  • Published
  • By Air Force Surgeon General Public Affairs
  • Air Force Surgeon General Public Affairs
The Air Force Medical Service is working to increase patient-and family-centered care throughout all operations. Patient centeredness is critical to AFMS’ delivery of safe, effective, high quality care. But what is patient centeredness?

“Patient centeredness is respecting our patients’ preferences, needs, and values, and making sure patients’ values are guiding all clinical decisions,” said Col. (Dr.) John Oh, chief, Preventive Medicine, Air Force Medical Support Agency.

The colonel was quick to add, “Supporting patient centeredness is like saying you like puppies. Who is going to say, ’I don’t support patient-and family-centered care’?” Yet too often the needs of the health care system drive the delivery of care. Col. Oh cited one extreme example of when he tried to schedule an appointment with a civilian provider years ago. “I was told the provider scheduled patients in sequence so that there would be no gaps. So the first caller would be given an appointment at 1300, the second would get 1315, etc. This was not a system designed around needs of patients!”

While that may be an extreme example, there remain many ways to improve patient centeredness today. Removing limits on family visiting hours is an example of a patient-and family-centered best practice, according to Lt. Col. William Fecke, chief, Medical Support Programs Division, Air Force Medical Support Agency. Allowing families to visit their hospitalized loved ones 24/7 is recommended by the Institute for Patient-and Family-Centered Care and the National Patient Safety Foundation. “Patients and families are our partners in making sure health care is safe and effective, and we should welcome their active engagement,” he said.

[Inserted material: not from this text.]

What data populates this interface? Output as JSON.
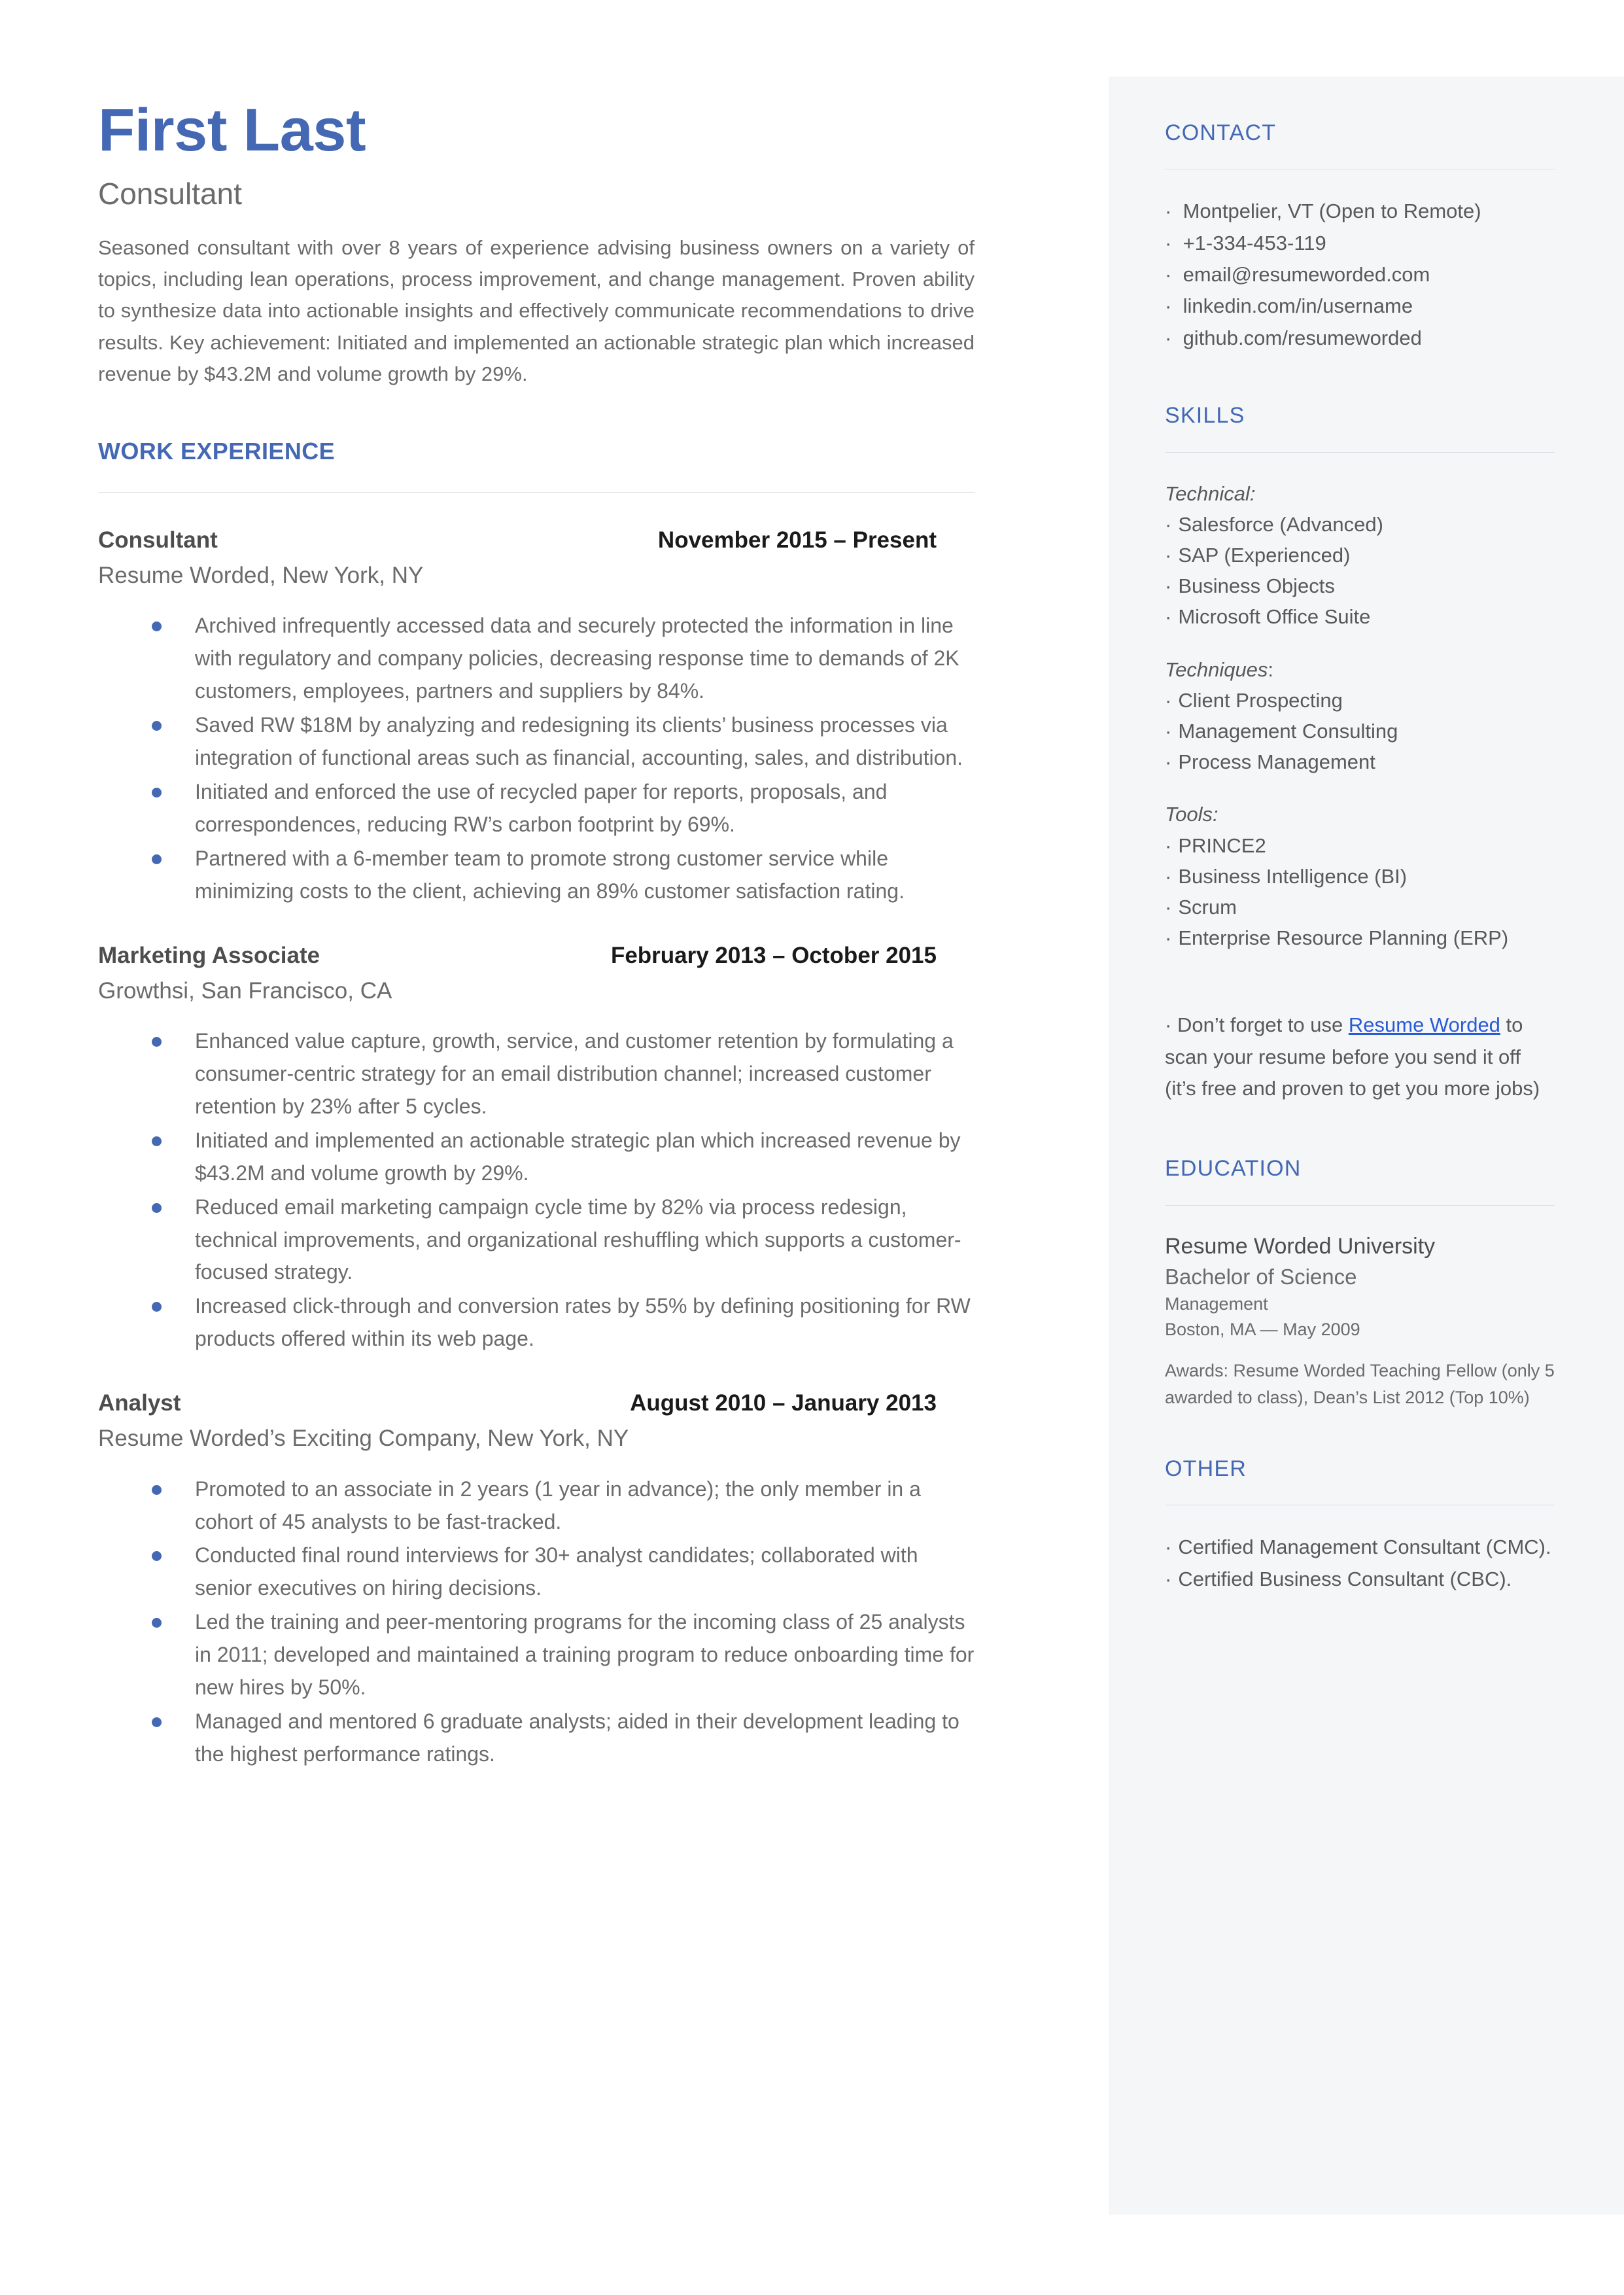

Improving patient activation and engagement, as part of patient centeredness, also leads to better outcomes and safer care. “Activated patients are less likely to be readmitted, experience a medical error, suffer poor care coordination and lose confidence in the health care system,” said Col. Timothy Stevens, patient centeredness project officer at Air Force Medical Support Agency.

Col. Oh said patients have access to an increasing amount of health information available on the internet that –when obtained from reputable and quality sources-- can be a force multiplier. “Providers sometimes joke about patients coming in with a list of 20 things they read about on the internet, but in general we should welcome and encourage patients to get more involved in their care and partner with us. We can provide safe, effective care if patients are comfortable speaking up, asking questions, voicing concerns and expressing their preferences.”